32

Define edge effect?

The result of the interaction between two adjacent ecosystems separated by an abrupt transition

33

Describe the process of edge effect

As patches become smaller their ratio of edge to interior increases disproportionately
Small habitats have less or no
interior (or core) habitat
In small fragments, ecosystem
dynamics are probably driven
predominantly by external rather
than internal forces

34

What are some abioitc edge effects, who described them?

The climate in crops and pastures tends to be dryer and temperature fluctuates more steeply due to more sun being able to hit the ground an reradiate. In forests the climate is cooler, moister and more uniform. A gradient is formed between these two microclimates which can effect the biomass (Murcia 1995)

35

Negative effect of edge effect

(b) More fragmented landscapes contain more
edge for a given amount of habitat;
(c) Negative edge effects due to adverse species
interactions;
(d) Negative edge effects due to unfavourable
microclimatic conditions.

36

Example of increased predation due to edge effect, and cite

Experimental quail nests were positioned at various distances away from the forest edge. There was a negative e correlation between distance from the forest edge and the percentage of predation (Wilcove, 195)

37

When is edge effect a good thing

They support ecotonal species such as Lantana canescens, a rare tropical shrub native to the ecotone between pine and hardwood forests of Miami-Dade County, Florida, U.S.A. (Possley et al. 2008)
Many species require more than one type of habitat
If habitat amount is held constant, increasing fragmentation per se actually implies smaller distances between patches.

38

What is a mesopredator

middle predators who's numbers are often limited by apex predators

39

What is a keystone species

species (and some would argue processes) that have
a disproportionate effect on the persistence of all other species. (e.g. extinction, large changes in density); exert strong control on community structure not by large numbers but by their ecological roles, or niches.

40

How does fragmentation effect mesopredators

Small fragments can not support large predators. Consequently mesopredators numbers will increase which will have a negative effect on their prey population

41

What benefits do keystone predators bring to an ecosystem

Feed on competitive dominants
Can enhance local species diversity
Prevent competitive exclusion among prey

42

Explain sea-otters keystone role in maintaining biodiversity on the Pacific coast of North America

Sea otters feed on sea urchin.

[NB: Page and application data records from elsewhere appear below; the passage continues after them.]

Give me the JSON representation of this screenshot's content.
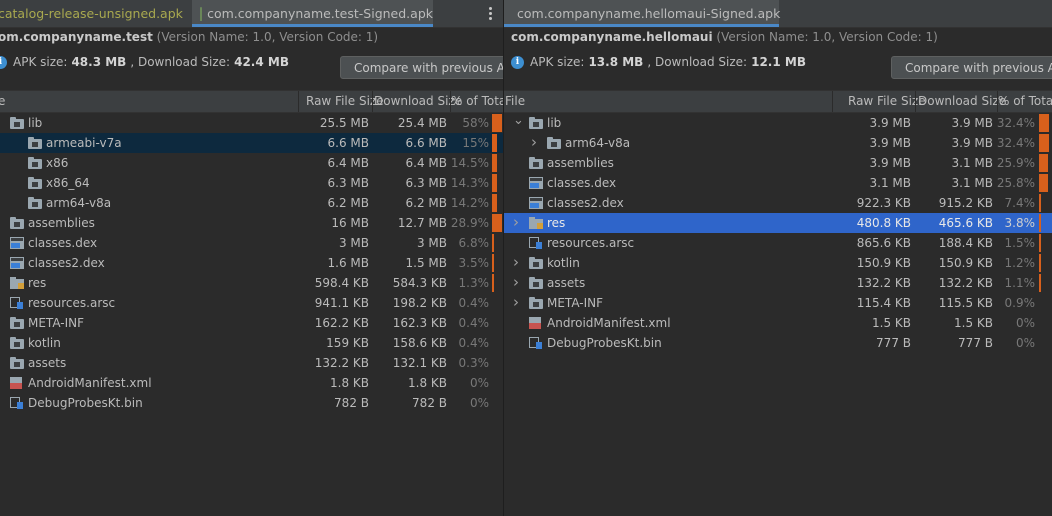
{
  "left": {
    "tabs": [
      {
        "label": "catalog-release-unsigned.apk"
      },
      {
        "label": "com.companyname.test-Signed.apk"
      }
    ],
    "package_name": "om.companyname.test",
    "version_text": "(Version Name: 1.0, Version Code: 1)",
    "apk_size_label": "APK size:",
    "apk_size_value": "48.3 MB",
    "download_size_label": ", Download Size:",
    "download_size_value": "42.4 MB",
    "compare_button": "Compare with previous APK",
    "columns": {
      "file": "e",
      "raw": "Raw File Size",
      "download": "Download Size",
      "percent": "% of Total"
    },
    "rows": [
      {
        "name": "lib",
        "icon": "folder-icon",
        "raw": "25.5 MB",
        "download": "25.4 MB",
        "percent": "58%",
        "frac": 0.58
      },
      {
        "name": "armeabi-v7a",
        "icon": "folder-icon",
        "raw": "6.6 MB",
        "download": "6.6 MB",
        "percent": "15%",
        "frac": 0.15
      },
      {
        "name": "x86",
        "icon": "folder-icon",
        "raw": "6.4 MB",
        "download": "6.4 MB",
        "percent": "14.5%",
        "frac": 0.145
      },
      {
        "name": "x86_64",
        "icon": "folder-icon",
        "raw": "6.3 MB",
        "download": "6.3 MB",
        "percent": "14.3%",
        "frac": 0.143
      },
      {
        "name": "arm64-v8a",
        "icon": "folder-icon",
        "raw": "6.2 MB",
        "download": "6.2 MB",
        "percent": "14.2%",
        "frac": 0.142
      },
      {
        "name": "assemblies",
        "icon": "folder-icon",
        "raw": "16 MB",
        "download": "12.7 MB",
        "percent": "28.9%",
        "frac": 0.289
      },
      {
        "name": "classes.dex",
        "icon": "dex-icon",
        "raw": "3 MB",
        "download": "3 MB",
        "percent": "6.8%",
        "frac": 0.068
      },
      {
        "name": "classes2.dex",
        "icon": "dex-icon",
        "raw": "1.6 MB",
        "download": "1.5 MB",
        "percent": "3.5%",
        "frac": 0.035
      },
      {
        "name": "res",
        "icon": "res-folder-icon",
        "raw": "598.4 KB",
        "download": "584.3 KB",
        "percent": "1.3%",
        "frac": 0.013
      },
      {
        "name": "resources.arsc",
        "icon": "arsc-file-icon",
        "raw": "941.1 KB",
        "download": "198.2 KB",
        "percent": "0.4%",
        "frac": 0.004
      },
      {
        "name": "META-INF",
        "icon": "folder-icon",
        "raw": "162.2 KB",
        "download": "162.3 KB",
        "percent": "0.4%",
        "frac": 0.004
      },
      {
        "name": "kotlin",
        "icon": "folder-icon",
        "raw": "159 KB",
        "download": "158.6 KB",
        "percent": "0.4%",
        "frac": 0.004
      },
      {
        "name": "assets",
        "icon": "folder-icon",
        "raw": "132.2 KB",
        "download": "132.1 KB",
        "percent": "0.3%",
        "frac": 0.003
      },
      {
        "name": "AndroidManifest.xml",
        "icon": "xml-file-icon",
        "raw": "1.8 KB",
        "download": "1.8 KB",
        "percent": "0%",
        "frac": 0
      },
      {
        "name": "DebugProbesKt.bin",
        "icon": "bin-file-icon",
        "raw": "782 B",
        "download": "782 B",
        "percent": "0%",
        "frac": 0
      }
    ]
  },
  "right": {
    "tabs": [
      {
        "label": "com.companyname.hellomaui-Signed.apk"
      }
    ],
    "package_name": "com.companyname.hellomaui",
    "version_text": "(Version Name: 1.0, Version Code: 1)",
    "apk_size_label": "APK size:",
    "apk_size_value": "13.8 MB",
    "download_size_label": ", Download Size:",
    "download_size_value": "12.1 MB",
    "compare_button": "Compare with previous APK",
    "columns": {
      "file": "File",
      "raw": "Raw File Size",
      "download": "Download Size",
      "percent": "% of Total"
    },
    "rows": [
      {
        "name": "lib",
        "icon": "folder-icon",
        "raw": "3.9 MB",
        "download": "3.9 MB",
        "percent": "32.4%",
        "frac": 0.324
      },
      {
        "name": "arm64-v8a",
        "icon": "folder-icon",
        "raw": "3.9 MB",
        "download": "3.9 MB",
        "percent": "32.4%",
        "frac": 0.324
      },
      {
        "name": "assemblies",
        "icon": "folder-icon",
        "raw": "3.9 MB",
        "download": "3.1 MB",
        "percent": "25.9%",
        "frac": 0.259
      },
      {
        "name": "classes.dex",
        "icon": "dex-icon",
        "raw": "3.1 MB",
        "download": "3.1 MB",
        "percent": "25.8%",
        "frac": 0.258
      },
      {
        "name": "classes2.dex",
        "icon": "dex-icon",
        "raw": "922.3 KB",
        "download": "915.2 KB",
        "percent": "7.4%",
        "frac": 0.074
      },
      {
        "name": "res",
        "icon": "res-folder-icon",
        "raw": "480.8 KB",
        "download": "465.6 KB",
        "percent": "3.8%",
        "frac": 0.038
      },
      {
        "name": "resources.arsc",
        "icon": "arsc-file-icon",
        "raw": "865.6 KB",
        "download": "188.4 KB",
        "percent": "1.5%",
        "frac": 0.015
      },
      {
        "name": "kotlin",
        "icon": "folder-icon",
        "raw": "150.9 KB",
        "download": "150.9 KB",
        "percent": "1.2%",
        "frac": 0.012
      },
      {
        "name": "assets",
        "icon": "folder-icon",
        "raw": "132.2 KB",
        "download": "132.2 KB",
        "percent": "1.1%",
        "frac": 0.011
      },
      {
        "name": "META-INF",
        "icon": "folder-icon",
        "raw": "115.4 KB",
        "download": "115.5 KB",
        "percent": "0.9%",
        "frac": 0.009
      },
      {
        "name": "AndroidManifest.xml",
        "icon": "xml-file-icon",
        "raw": "1.5 KB",
        "download": "1.5 KB",
        "percent": "0%",
        "frac": 0
      },
      {
        "name": "DebugProbesKt.bin",
        "icon": "bin-file-icon",
        "raw": "777 B",
        "download": "777 B",
        "percent": "0%",
        "frac": 0
      }
    ]
  },
  "colors": {
    "bar": "#d8601c",
    "selection_dark": "#0d293e",
    "selection_blue": "#2f65ca",
    "tab_underline": "#4a88c7"
  }
}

When the otters declined in the 20th century through fur
trapping and removal by fishermen, sea urchin
populations skyrocketed and grazed heavily on
macroscopic algae and kelp. Some kelp forests were destroyed which in turn lowered the diversity of other plants and animals in that habitat. Reintroduction of sea otters reversed this situation, and kelp beds recovered.

43

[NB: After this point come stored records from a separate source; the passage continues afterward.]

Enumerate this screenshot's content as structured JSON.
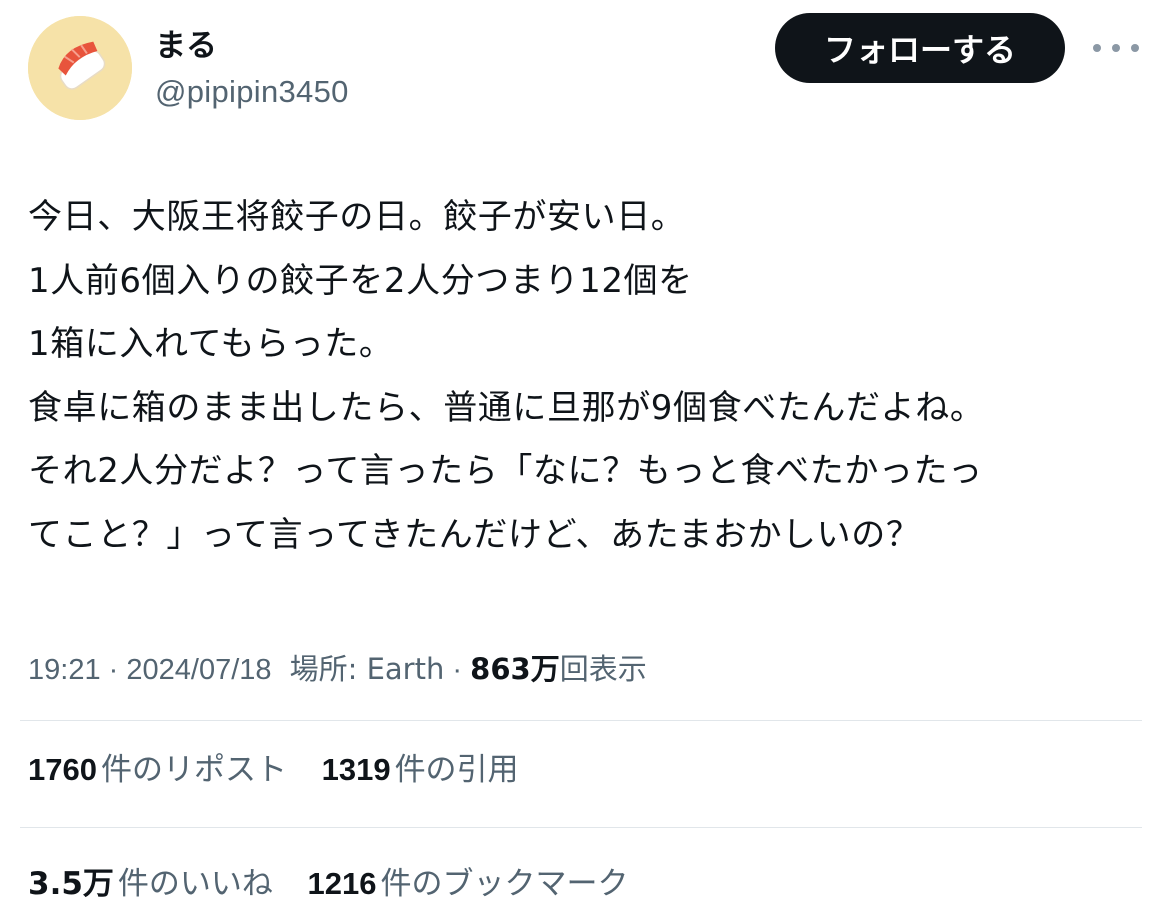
{
  "author": {
    "display_name": "まる",
    "handle": "@pipipin3450",
    "avatar_icon": "avatar-image"
  },
  "actions": {
    "follow_label": "フォローする",
    "more_icon": "more-horizontal-icon"
  },
  "tweet": {
    "lines": [
      "今日、大阪王将餃子の日。餃子が安い日。",
      "1人前6個入りの餃子を2人分つまり12個を",
      "1箱に入れてもらった。",
      "食卓に箱のまま出したら、普通に旦那が9個食べたんだよね。",
      "それ2人分だよ？って言ったら「なに？もっと食べたかったっ",
      "てこと？」って言ってきたんだけど、あたまおかしいの？"
    ]
  },
  "meta": {
    "time": "19:21",
    "separator": "·",
    "date": "2024/07/18",
    "location": "場所: Earth",
    "views_count": "863万",
    "views_label": "回表示"
  },
  "stats": {
    "reposts_count": "1760",
    "reposts_label": "件のリポスト",
    "quotes_count": "1319",
    "quotes_label": "件の引用",
    "likes_count": "3.5万",
    "likes_label": "件のいいね",
    "bookmarks_count": "1216",
    "bookmarks_label": "件のブックマーク"
  },
  "colors": {
    "text_primary": "#0f1419",
    "text_secondary": "#536471",
    "follow_bg": "#0f1419",
    "avatar_bg": "#f6e2a8",
    "divider": "#e1e6ea"
  }
}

What category of keystone species are there

Predator
Plant
Prey
Link
Modifier

44

What are the effects removing a keystone predator

Increase in one or several predators/ consumers/
competitors, which subsequently extirpates several
prey/competitor species (sea otters)

45

What are the effects removing a keystone prey

Other species more sensitive to predation may
become extinct; predator populations may crash

46

What are the effects removing a keystone plant

Extirpation of dependent animals, potentially including
pollinators and seed dispersers

47

What are the effects removing a keystone link

Failure of reproduction and recruitment in certain
plants, with potential subsequent losses

48

What are the effects removing a keystone modifier

Loss of structures/materials that affect habitat type and
energy flow; disappearance of species dependent on
particular successional habitats and resources

49

How many species are threatened by invasive species

42% threatened or endangered species are primarily at risk from invasive species

50

Where is the small Asian mongoose from?

South and Southest Asia

51

How did it become an invasive species

Introduced to the Pacific Islands and Caribbean to control rats, but became a failed biological control

52

What damage has the small asian mongoose done?

The extinction of the Jamaican petrel and " rice rate